Censorship is not the answer
We all know what will mean the ratification of the ACTA. Seeds can be controlled and withheld in the name of patents, generic drugs may be banned. It’s fun – at least we can guess who has reason to push for ratification of the ACTA. Disturbing is the fact that we are talking about prices of food and medicines (including research on them!).
There are also more prosaic examples showing that ACTA aims at pockets of ordinary people. Can you imagine everyday life without replacement auto parts? Or maybe it is a way to solve the global debt crisis? Who knows - if someone came up with this idea and managed to convince the owners of large corporations… but that’s not what we want to write.
I would like to make it clear: we do not condone piracy. As a publisher, we do not want to make our products are made available on the internet without our permission. Unfortunately, ACTA is not a solution. But why?
Scanlations. The Japanese do not like them and it is hardly surprising – after all, someone’s property is made available without permission. But what happens to the matter of popularizing manga in the west? Someone will say that now it does not matter – the manga has already been popularized. That’s right, but gains from the original manga market may be even greater. The market research firm Oricon reported that manga sales totaled 271.71 billion yen (about US$3.533 billion) during the 2011 fiscal year. Around 503.61 million copies of comics sold in Japan last year which was 99.0 percent of the total from 2010. Consider how great may be the proceeds from sales in Europe and the U.S.? Of course, with a proper campaign.

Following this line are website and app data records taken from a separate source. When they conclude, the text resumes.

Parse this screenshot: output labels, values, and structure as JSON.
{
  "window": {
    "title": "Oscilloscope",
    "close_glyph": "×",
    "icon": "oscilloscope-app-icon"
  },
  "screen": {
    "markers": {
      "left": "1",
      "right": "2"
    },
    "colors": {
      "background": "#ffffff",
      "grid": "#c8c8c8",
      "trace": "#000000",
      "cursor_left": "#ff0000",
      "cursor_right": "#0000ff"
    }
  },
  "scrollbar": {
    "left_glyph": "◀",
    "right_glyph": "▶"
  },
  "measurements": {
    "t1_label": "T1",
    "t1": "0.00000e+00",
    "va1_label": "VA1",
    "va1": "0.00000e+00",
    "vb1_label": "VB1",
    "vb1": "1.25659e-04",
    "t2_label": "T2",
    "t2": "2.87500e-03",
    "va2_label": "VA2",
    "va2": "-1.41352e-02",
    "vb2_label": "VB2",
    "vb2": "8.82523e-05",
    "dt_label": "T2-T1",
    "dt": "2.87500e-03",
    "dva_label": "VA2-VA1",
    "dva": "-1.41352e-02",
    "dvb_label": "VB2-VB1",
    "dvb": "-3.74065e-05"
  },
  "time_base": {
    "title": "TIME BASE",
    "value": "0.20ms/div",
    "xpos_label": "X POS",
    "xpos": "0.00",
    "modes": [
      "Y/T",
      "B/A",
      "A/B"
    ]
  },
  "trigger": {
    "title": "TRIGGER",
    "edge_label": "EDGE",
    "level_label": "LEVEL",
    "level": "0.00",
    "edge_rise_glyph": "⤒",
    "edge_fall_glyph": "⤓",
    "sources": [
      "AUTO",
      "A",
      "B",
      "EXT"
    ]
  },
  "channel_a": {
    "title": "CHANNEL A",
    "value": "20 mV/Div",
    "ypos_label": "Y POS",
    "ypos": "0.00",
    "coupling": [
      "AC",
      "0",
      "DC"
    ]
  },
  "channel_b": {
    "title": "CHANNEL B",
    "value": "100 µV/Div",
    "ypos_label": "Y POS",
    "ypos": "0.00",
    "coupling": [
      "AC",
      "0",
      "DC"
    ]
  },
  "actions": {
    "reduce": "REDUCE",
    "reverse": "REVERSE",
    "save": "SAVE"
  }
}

The truth is that people uninterested in the subject will not go to the bookstore. In recent years the popularity of manga and anime outside of Japan have increased. Among the reasons for this situation, we have easy access to the manga – but if a wider group of potential readers can not read the scanlations online, it would not be possible to test the real interest, and the publisher probably would not undertake the risks associated with print. The problem is what happens next.
People need to understand that buying a product that they like should be obvious. They should also remove scanlations of titles issued in their native language. A serious threat is the fact that the mass removal of unlicensed files on the Internet may result in deletion of many information resources. It’s a modern version of witch-hunt … in the end it is always better to act preventively rather than punish. But here the goal of prevention is to find the culprits. Everyone can be guilty, so each individual must be tracked. Isn’t it ironic, don’t you think?
There are also computers of all those who use them for business purposes. I think anyone who can think logically will be afraid of stealing company secrets. It’s hard to imagine what will happen next…